17.03.2013 - 20.12.2013
Arrived in Kualu Lumpur, or KL as everyone calls it, and then on to Malacca the next day to meet our good friends from home, Bill and Debbie. Malacca was hot and touristy, though mostly with non-western tourists. There were Interesting shop houses among the many narrow streets, and a mixture of Dutch, Portuguese, and British architectural influences, in this once thriving port and city state. The city was more or less founded by Parameswara, a Hindu prince from Sumatra in the late 1300's. Now it is a mix of Indians, Straits Chinese, and ethnic Malays. The Chinese have been here some 500 years or so, whereas the majority of Indians did not come until after the British in the early 1800's. The ethnic malays are Austronesian peoples from disparate backgrounds, including south coastal Thailand, Burma, Borneo, and parts of what is now Indonesia.

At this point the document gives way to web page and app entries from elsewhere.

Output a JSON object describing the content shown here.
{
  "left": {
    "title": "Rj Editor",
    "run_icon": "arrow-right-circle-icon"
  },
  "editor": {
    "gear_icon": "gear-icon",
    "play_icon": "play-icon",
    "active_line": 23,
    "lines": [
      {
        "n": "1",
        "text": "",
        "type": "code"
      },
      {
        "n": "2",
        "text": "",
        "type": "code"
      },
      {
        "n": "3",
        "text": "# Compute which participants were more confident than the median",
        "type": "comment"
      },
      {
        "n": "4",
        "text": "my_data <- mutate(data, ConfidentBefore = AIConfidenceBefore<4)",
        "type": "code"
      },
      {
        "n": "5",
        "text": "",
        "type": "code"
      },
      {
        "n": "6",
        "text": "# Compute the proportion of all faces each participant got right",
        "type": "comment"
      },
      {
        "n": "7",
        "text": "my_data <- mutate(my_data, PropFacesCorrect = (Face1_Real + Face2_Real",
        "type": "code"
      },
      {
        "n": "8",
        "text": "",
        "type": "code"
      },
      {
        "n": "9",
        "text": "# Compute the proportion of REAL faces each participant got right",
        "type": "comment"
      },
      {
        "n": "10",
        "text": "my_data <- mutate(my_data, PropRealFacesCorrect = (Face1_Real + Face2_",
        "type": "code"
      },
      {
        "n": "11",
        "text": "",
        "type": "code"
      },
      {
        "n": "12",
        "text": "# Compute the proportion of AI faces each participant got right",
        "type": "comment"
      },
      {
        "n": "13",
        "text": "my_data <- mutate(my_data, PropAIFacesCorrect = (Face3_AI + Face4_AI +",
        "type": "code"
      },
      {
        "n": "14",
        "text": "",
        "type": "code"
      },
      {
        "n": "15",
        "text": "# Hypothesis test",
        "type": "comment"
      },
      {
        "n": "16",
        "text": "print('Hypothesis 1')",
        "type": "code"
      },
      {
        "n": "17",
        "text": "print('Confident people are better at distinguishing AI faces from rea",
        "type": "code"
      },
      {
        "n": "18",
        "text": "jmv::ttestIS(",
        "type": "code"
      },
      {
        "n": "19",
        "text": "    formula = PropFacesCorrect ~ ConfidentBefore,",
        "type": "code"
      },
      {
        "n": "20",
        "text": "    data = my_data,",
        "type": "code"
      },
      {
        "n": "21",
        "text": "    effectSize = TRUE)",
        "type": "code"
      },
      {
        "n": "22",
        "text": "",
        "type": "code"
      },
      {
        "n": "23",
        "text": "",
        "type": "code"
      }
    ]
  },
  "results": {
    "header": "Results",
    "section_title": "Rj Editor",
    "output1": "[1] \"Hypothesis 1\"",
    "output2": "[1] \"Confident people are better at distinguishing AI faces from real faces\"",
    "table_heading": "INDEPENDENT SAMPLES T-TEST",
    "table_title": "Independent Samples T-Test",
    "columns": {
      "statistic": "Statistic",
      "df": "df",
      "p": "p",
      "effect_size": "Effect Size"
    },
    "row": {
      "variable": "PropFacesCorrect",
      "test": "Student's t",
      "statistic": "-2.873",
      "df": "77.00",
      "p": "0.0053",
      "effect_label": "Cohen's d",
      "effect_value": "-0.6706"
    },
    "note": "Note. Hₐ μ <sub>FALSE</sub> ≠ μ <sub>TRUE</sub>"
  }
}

In the middle of the day, we went for a boat ride on the Malacca River to cool off. Marginally effective, it was good way to see this former trade route.
In the evening we took a stroll along the river walk.
Another view of the river from a bridge downtown
Though I cut my toe on one of the very uneven sidewalks, we all managed to avoid this place.
The best part of the experience was eating at Amy's Nyonya Restaurant.
A very friendly Amy, who spent three weeks cooking at the UN in New York, helped select the dishes, which were a mixture of all the various cultural influences in this polyglot city.
It was a fabulous meal, though I can't remember the names of what we ate, nor can I adequately describe it. Her cousin, Florence Tan, has a cookbook which which I intend to purchase. It was so good we went back for lunch the next day. We also had a melt in your mouth tandoori chicken and naan in a more modest place, while sitting outside.
Yes, we saw the sites, but the food is what I will remember.
On the other hand, I couldn't resist a shot of this guy.